A first step toward a second Alaskan deep-water port project …
Nome Mayor Richard Beneville says a vote last week by the U.S. Senate reassures him that Congress understands the nation’s need for Alaskan harbors that are big enough and deep enough to handle the increasing number of ships passing through the Bering Strait and Arctic Ocean.
“We’re talking about the infrastructure for the nation in our state. It’s for the whole country. It’s very, very important,” Beneville said.
The Senate’s unanimous approval of the Point Spencer Land Conveyance Act authorizes the federal government to hand over 2,500 acres of land on Point Spencer to the Bering Straits Native Corporation and smaller parcels to the state and Coast Guard. That could lead to development of a so-called deep-draft harbor at Port Clarence, a remote spot near the tip of Point Spencer about 120 miles northwest of Nome.
“The fact that it happened and that it was announced – I think it’s great,” Beneville said.
The mayor says the measure does not mean the feds have decided against build the port in Nome, as was recommended in an Army Corps of Engineers report issued two years ago. He says if anything, it signals that the feds recognize the need for two or more such facilities.
“I think it’s going to be more than just a deep-water port in (Port) Clarence and a deep-water port in Nome,” Beneville said.
Matt Shuckerow, a spokesman for U.S. Rep. Don Young, says that’s what the congressman had in mind in May when he introduced the measure in the House at the same time Lisa Murkowski introduced it in the Senate.
“Congressman Young and the entire delegation have supported the development of multiple port facilities, particularly as activity in the region increases,” Shuckerow said.
A Murkowski aide says that’s also the senator’s position on the issue.
Beneville believes expanding Nome’s harbor is still the better choice for the first deep-draft port, because it has important infrastructure that Port Clarence doesn’t.
“We have a regional hospital,” he said. “We have the airport, with alternative runways. We have the road system. There’s a lot that we have that’s going to be needed.”

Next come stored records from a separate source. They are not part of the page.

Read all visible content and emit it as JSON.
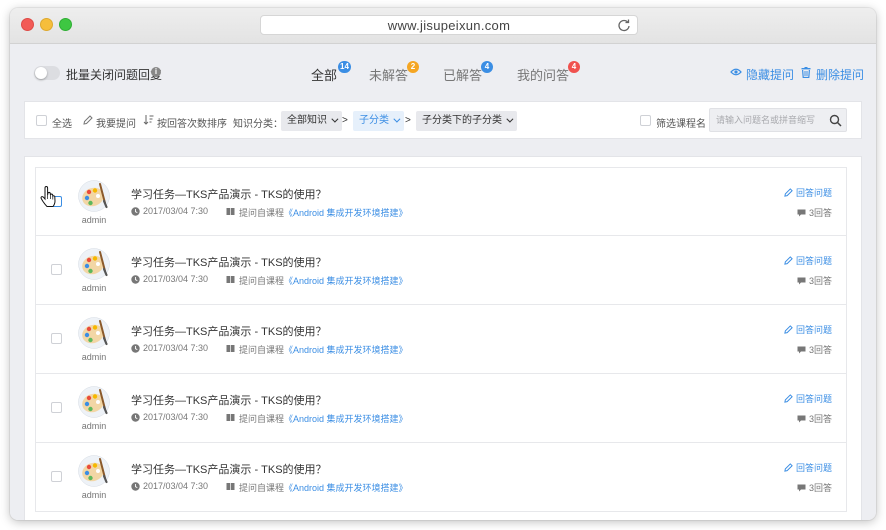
{
  "browser": {
    "url": "www.jisupeixun.com"
  },
  "toolbar": {
    "batch_toggle_label": "批量关闭问题回复",
    "tabs": [
      {
        "label": "全部",
        "badge": "14",
        "badge_color": "#3b8ee4"
      },
      {
        "label": "未解答",
        "badge": "2",
        "badge_color": "#f5a623"
      },
      {
        "label": "已解答",
        "badge": "4",
        "badge_color": "#3b8ee4"
      },
      {
        "label": "我的问答",
        "badge": "4",
        "badge_color": "#f0524f"
      }
    ],
    "hide_label": "隐藏提问",
    "delete_label": "删除提问"
  },
  "filters": {
    "select_all": "全选",
    "my_questions": "我要提问",
    "sort_label": "按回答次数排序",
    "category_label": "知识分类：",
    "category_all": "全部知识",
    "subcategory": "子分类",
    "sub_subcategory": "子分类下的子分类",
    "arrow": ">",
    "filter_course": "筛选课程名",
    "search_placeholder": "请输入问题名或拼音缩写"
  },
  "questions": [
    {
      "author": "admin",
      "title": "学习任务—TKS产品演示 - TKS的使用？",
      "date": "2017/03/04 7:30",
      "source_prefix": "提问自课程",
      "course": "《Android 集成开发环境搭建》",
      "answer_label": "回答问题",
      "answer_count": "3回答"
    },
    {
      "author": "admin",
      "title": "学习任务—TKS产品演示 - TKS的使用？",
      "date": "2017/03/04 7:30",
      "source_prefix": "提问自课程",
      "course": "《Android 集成开发环境搭建》",
      "answer_label": "回答问题",
      "answer_count": "3回答"
    },
    {
      "author": "admin",
      "title": "学习任务—TKS产品演示 - TKS的使用？",
      "date": "2017/03/04 7:30",
      "source_prefix": "提问自课程",
      "course": "《Android 集成开发环境搭建》",
      "answer_label": "回答问题",
      "answer_count": "3回答"
    },
    {
      "author": "admin",
      "title": "学习任务—TKS产品演示 - TKS的使用？",
      "date": "2017/03/04 7:30",
      "source_prefix": "提问自课程",
      "course": "《Android 集成开发环境搭建》",
      "answer_label": "回答问题",
      "answer_count": "3回答"
    },
    {
      "author": "admin",
      "title": "学习任务—TKS产品演示 - TKS的使用？",
      "date": "2017/03/04 7:30",
      "source_prefix": "提问自课程",
      "course": "《Android 集成开发环境搭建》",
      "answer_label": "回答问题",
      "answer_count": "3回答"
    }
  ],
  "colors": {
    "accent": "#3b8ee4",
    "page_bg": "#edeef2"
  }
}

The mayor says advocates for both sites aren’t competing. They’re cooperating, because both will be needed, along with at least one more, perhaps around Barrow, on the northernmost tip of Alaska.